WHAT IS EXPECTED:
In the listing below, count each line that contains "label". The reply is that count and nothing else.

INPUT:
= = = = = = =
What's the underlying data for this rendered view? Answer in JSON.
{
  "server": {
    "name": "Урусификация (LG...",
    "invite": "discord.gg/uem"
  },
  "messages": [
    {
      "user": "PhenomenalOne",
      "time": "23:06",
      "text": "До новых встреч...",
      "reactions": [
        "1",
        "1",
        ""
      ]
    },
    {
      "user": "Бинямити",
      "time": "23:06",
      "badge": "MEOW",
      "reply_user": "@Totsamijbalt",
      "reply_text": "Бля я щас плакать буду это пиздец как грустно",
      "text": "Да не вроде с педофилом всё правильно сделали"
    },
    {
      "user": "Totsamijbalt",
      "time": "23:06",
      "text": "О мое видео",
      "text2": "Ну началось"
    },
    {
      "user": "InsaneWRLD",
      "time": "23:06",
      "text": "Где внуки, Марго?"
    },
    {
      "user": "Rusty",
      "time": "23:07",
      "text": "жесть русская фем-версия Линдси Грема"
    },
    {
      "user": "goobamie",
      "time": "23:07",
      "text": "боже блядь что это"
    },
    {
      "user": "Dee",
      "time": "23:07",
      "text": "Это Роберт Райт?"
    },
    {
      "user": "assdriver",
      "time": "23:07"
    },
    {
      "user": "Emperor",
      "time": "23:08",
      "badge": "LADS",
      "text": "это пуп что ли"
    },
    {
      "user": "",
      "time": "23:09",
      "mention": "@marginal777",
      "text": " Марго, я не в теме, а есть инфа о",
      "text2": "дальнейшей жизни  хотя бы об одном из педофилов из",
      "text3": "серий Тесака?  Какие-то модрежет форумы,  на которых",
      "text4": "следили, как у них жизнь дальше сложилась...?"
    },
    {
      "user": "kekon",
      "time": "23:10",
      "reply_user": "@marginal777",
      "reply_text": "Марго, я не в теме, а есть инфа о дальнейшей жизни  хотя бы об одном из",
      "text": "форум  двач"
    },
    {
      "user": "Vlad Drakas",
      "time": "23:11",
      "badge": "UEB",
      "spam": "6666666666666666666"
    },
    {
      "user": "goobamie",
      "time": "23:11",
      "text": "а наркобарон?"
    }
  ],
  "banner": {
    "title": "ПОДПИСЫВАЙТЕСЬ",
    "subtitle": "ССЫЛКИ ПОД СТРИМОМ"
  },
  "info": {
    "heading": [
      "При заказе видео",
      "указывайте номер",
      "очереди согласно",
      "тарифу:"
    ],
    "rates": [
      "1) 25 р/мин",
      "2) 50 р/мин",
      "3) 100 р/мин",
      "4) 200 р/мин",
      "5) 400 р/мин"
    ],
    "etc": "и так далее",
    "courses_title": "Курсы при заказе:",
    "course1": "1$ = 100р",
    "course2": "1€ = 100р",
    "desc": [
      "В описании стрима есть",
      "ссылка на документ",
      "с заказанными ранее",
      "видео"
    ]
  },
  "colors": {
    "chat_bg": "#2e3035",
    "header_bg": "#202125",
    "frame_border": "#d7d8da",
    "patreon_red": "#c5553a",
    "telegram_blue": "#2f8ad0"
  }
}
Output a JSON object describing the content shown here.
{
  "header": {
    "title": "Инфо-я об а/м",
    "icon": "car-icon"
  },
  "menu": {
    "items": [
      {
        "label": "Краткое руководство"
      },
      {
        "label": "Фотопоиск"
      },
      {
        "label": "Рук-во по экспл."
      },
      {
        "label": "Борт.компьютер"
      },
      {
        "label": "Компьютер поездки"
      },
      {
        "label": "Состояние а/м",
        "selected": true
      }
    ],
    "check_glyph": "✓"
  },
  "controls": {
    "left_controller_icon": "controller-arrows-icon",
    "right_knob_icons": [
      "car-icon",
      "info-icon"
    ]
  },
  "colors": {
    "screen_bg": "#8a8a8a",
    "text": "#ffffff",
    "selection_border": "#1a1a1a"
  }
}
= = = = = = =
RESULT BELOW:
6